Ejection Mechanism for Accurate Placement of Ink Droplets
Microscopic ink droplets and precise ejection are essential to achieving high-quality photo printing. With conventional ejection systems, however, the finer the ink droplets, the more vulnerable they are to airflow disturbances from print head movement and to changes in ink viscosity caused by temperature fluctuations, resulting in inconsistent ejection volumes and ink dot placement. Canon's FINE print heads ensure that almost all of the ink under the heater is pushed out in a single ejection to ensure stable droplet volume. Furthermore, the ink droplet ejection speed has been increased to more than 1.5 times that of conventional systems, reducing its susceptibility to airflow disturbances caused by print head movement and enabling increased placement accuracy.
Print Head Manufacturing Technologies That Achieve Nanometer Precision, Made Possible with Semiconductor Lithography Equipment
Achieving smaller ink droplet sizes and faster print speeds requires the placement of a greater number of nozzles over a wider area with even greater precision. FINE print heads fit 6,000 or more nozzles on a single chip measuring just approximately 20 mm x 16 mm. This is made possible by integrating the heaters and nozzles into a single unit with a semiconductor wafer using Canon's expertise in semiconductor production, as well as its original material technologies and innovative processing technologies.
Beautiful, Long-Lasting Photos

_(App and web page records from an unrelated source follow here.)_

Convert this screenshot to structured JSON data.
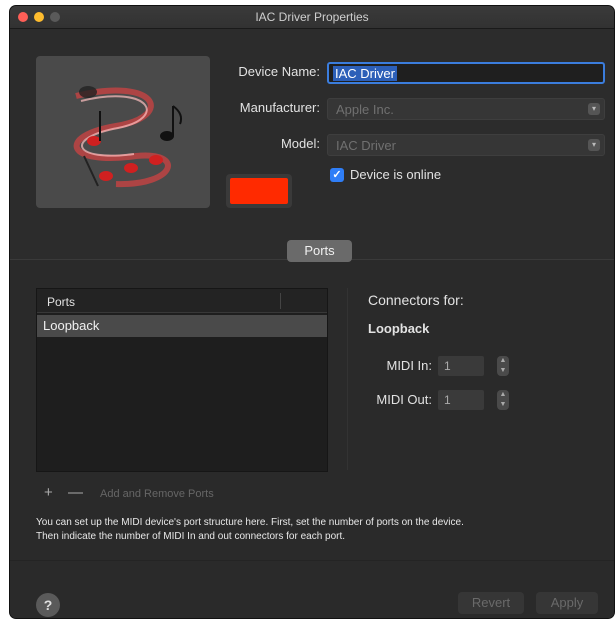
{
  "window": {
    "title": "IAC Driver Properties"
  },
  "device": {
    "name_label": "Device Name:",
    "name_value": "IAC Driver",
    "manufacturer_label": "Manufacturer:",
    "manufacturer_placeholder": "Apple Inc.",
    "model_label": "Model:",
    "model_placeholder": "IAC Driver",
    "online_label": "Device is online",
    "online_checked": true,
    "color": "#ff2a00",
    "icon": "music-notes-icon"
  },
  "tabs": {
    "ports_label": "Ports"
  },
  "ports": {
    "header": "Ports",
    "items": [
      {
        "label": "Loopback",
        "selected": true
      }
    ],
    "add_remove_label": "Add and Remove Ports"
  },
  "connectors": {
    "title": "Connectors for:",
    "port_name": "Loopback",
    "midi_in_label": "MIDI In:",
    "midi_in_value": "1",
    "midi_out_label": "MIDI Out:",
    "midi_out_value": "1"
  },
  "help": {
    "line1": "You can set up the MIDI device's port structure here. First, set the number of ports on the device.",
    "line2": "Then indicate the number of MIDI In and out connectors for each port."
  },
  "footer": {
    "revert_label": "Revert",
    "apply_label": "Apply",
    "help_symbol": "?"
  },
  "colors": {
    "accent": "#3b7ddd",
    "checkbox": "#2f7ef7",
    "window_bg": "#2a2a2a"
  }
}
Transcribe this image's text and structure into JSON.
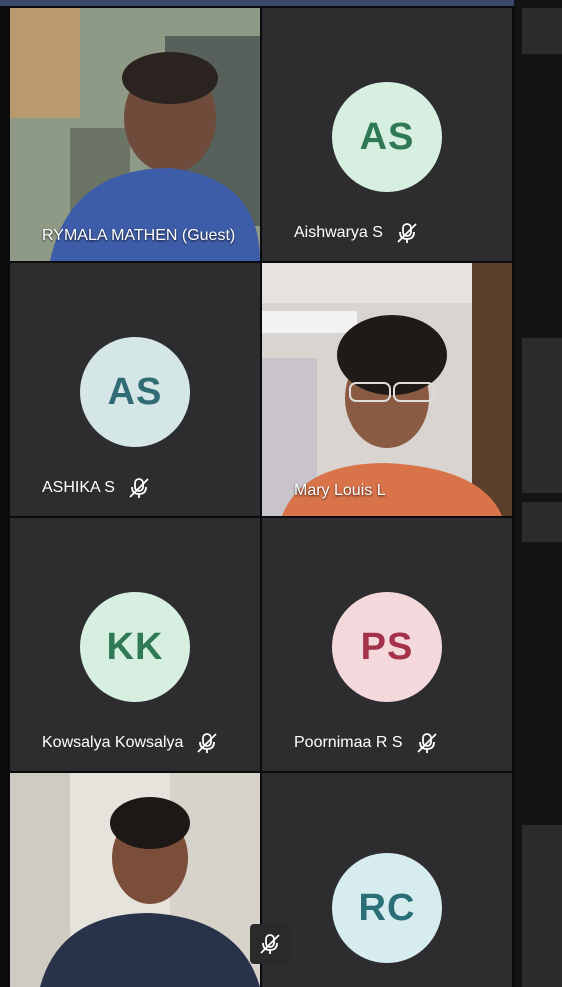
{
  "participants": [
    {
      "name": "RYMALA MATHEN (Guest)",
      "kind": "video",
      "muted": false
    },
    {
      "name": "Aishwarya S",
      "kind": "avatar",
      "initials": "AS",
      "avatar_bg": "#d6efe0",
      "avatar_fg": "#2f7a55",
      "muted": true
    },
    {
      "name": "ASHIKA  S",
      "kind": "avatar",
      "initials": "AS",
      "avatar_bg": "#d5e6e6",
      "avatar_fg": "#2f6c74",
      "muted": true
    },
    {
      "name": "Mary Louis L",
      "kind": "video",
      "muted": false
    },
    {
      "name": "Kowsalya Kowsalya",
      "kind": "avatar",
      "initials": "KK",
      "avatar_bg": "#d6efe0",
      "avatar_fg": "#2f7a55",
      "muted": true
    },
    {
      "name": "Poornimaa  R S",
      "kind": "avatar",
      "initials": "PS",
      "avatar_bg": "#f4d9dc",
      "avatar_fg": "#a3324a",
      "muted": true
    },
    {
      "name": "",
      "kind": "video",
      "muted": true
    },
    {
      "name": "",
      "kind": "avatar",
      "initials": "RC",
      "avatar_bg": "#d6ecee",
      "avatar_fg": "#2a6e78",
      "muted": false
    }
  ],
  "icons": {
    "muted": "mic-off-icon"
  },
  "colors": {
    "tile_bg": "#2d2d2f",
    "app_bg": "#0b0b0d"
  }
}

ChromaLife100+ is a system for preserving the beauty of photos that combines Canon's genuine dye inks1 and genuine photo paper to produce photos with an approximately 300-year album storage period, approximately 40-year light fastness, and approximately 10-year gas fastness against ozone and approximately 20-year gas fastness against mixed gasses2.
Ink for bubble jet inkjet printers must meet a variety of requirements: It must be thermally stable, preventing degradation caused by the heat of the heating element; it must maintain a fine droplet configuration (with ink droplets forming proper spheres) during actual use; and it must be safe. Vivid coloration, high ink density, and resistance to color fading are also vital. In Canon's genuine dye inks, the dye architecture of the ink has been modified and an agent has been added to improve the longevity of the photo paper’s ink-receiving layer. These innovations have led to significant improvements in gas fastness and light fastness. What’s more, the reproduction of colors in the red spectrum has been expanded, making it possible to maintain rich, vivid colors over an extended period of time.

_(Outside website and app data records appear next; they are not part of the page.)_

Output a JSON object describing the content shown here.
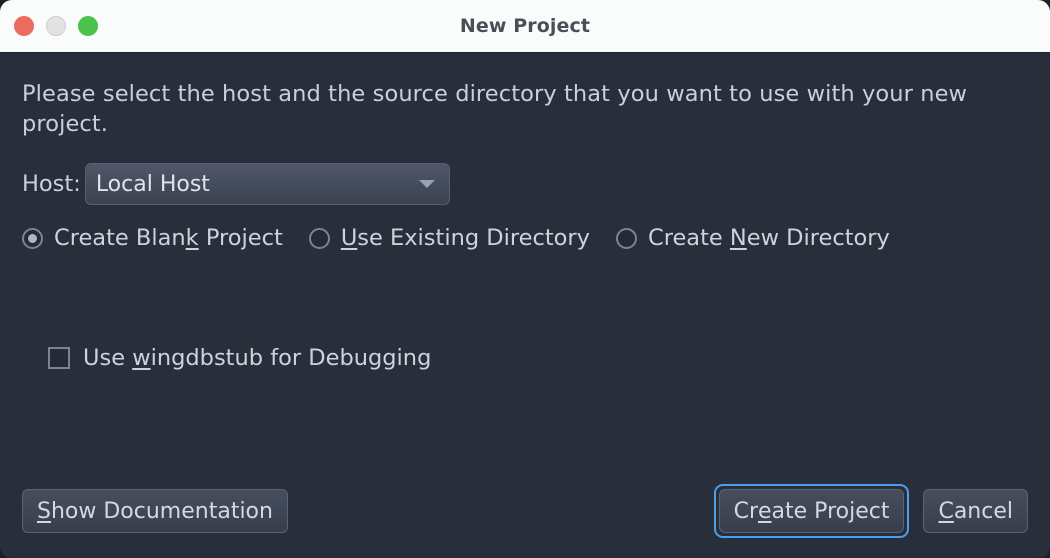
{
  "window": {
    "title": "New Project",
    "traffic_lights": [
      {
        "name": "close-button",
        "color": "#ec6a5e"
      },
      {
        "name": "minimize-button",
        "color": "#e2e2e2"
      },
      {
        "name": "zoom-button",
        "color": "#4cc14c"
      }
    ]
  },
  "main": {
    "description": "Please select the host and the source directory that you want to use with your new project.",
    "host": {
      "label": "Host:",
      "selected": "Local Host",
      "chevron": "chevron-down-icon"
    },
    "project_mode": {
      "options": [
        {
          "label_before": "Create Blan",
          "mnemonic": "k",
          "label_after": " Project",
          "checked": true
        },
        {
          "label_before": "",
          "mnemonic": "U",
          "label_after": "se Existing Directory",
          "checked": false
        },
        {
          "label_before": "Create ",
          "mnemonic": "N",
          "label_after": "ew Directory",
          "checked": false
        }
      ]
    },
    "wingdbstub": {
      "label_before": "Use ",
      "mnemonic": "w",
      "label_after": "ingdbstub for Debugging",
      "checked": false
    }
  },
  "footer": {
    "show_documentation": {
      "label_before": "",
      "mnemonic": "S",
      "label_after": "how Documentation"
    },
    "create_project": {
      "label_before": "Cr",
      "mnemonic": "e",
      "label_after": "ate Project",
      "focused": true
    },
    "cancel": {
      "label_before": "",
      "mnemonic": "C",
      "label_after": "ancel"
    }
  },
  "colors": {
    "dialog_bg": "#282e3a",
    "titlebar_bg": "#fafbfb",
    "text": "#ccd3de",
    "focus_ring": "#4a9eea"
  }
}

A type of ink in which dye is dissolved at the molecular level, unlike pigment inks, in which it remains in particle form, undissolved.
The approximately 300-year album storage period, approximately 40-year light fastness, and approximately 10-year gas fastness (ozone) and approximately 20-year gas fastness (mixed gasses) permanence figures are projections based on simulations conducted by Canon using accelerated testing and are not guaranteed.
Premium Six-Color Hybrid-Ink
More Beautiful, Detailed Photos
In the premium six-color hybrid-ink used by the PIXUS XK80, released in 2018, magenta ink was developed from the ground up. This ink makes possible more vivid reproduction of colors in the red spectrum. Canon also developed a new Photo Blue ink that improves the expression of colors achieved through the combination of cyan and magenta inks while simultaneously reducing graininess in the blue and white spectrums. This makes possible even smoother and more beautiful reproduction of faint colors such as those found in scenery and skin.